- _Data records for software interfaces_
==============================

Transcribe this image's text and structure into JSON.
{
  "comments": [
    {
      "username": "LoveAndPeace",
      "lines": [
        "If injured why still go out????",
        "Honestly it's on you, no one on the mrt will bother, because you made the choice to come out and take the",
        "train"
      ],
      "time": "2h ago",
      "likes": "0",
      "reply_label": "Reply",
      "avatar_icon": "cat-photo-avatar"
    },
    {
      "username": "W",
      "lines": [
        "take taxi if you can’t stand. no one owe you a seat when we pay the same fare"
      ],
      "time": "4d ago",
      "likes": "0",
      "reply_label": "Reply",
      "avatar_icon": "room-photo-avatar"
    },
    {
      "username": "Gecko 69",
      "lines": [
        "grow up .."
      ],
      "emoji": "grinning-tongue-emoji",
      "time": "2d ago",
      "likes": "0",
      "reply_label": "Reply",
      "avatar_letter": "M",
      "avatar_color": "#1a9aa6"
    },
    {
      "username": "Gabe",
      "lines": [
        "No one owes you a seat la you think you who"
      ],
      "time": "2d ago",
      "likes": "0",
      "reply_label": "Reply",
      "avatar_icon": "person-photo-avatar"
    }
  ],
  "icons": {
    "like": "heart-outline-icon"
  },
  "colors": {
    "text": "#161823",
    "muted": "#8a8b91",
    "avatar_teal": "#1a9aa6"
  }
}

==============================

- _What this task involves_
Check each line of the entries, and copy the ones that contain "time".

- _Your response_
      "time": "2h ago",
      "time": "4d ago",
      "time": "2d ago",
      "time": "2d ago",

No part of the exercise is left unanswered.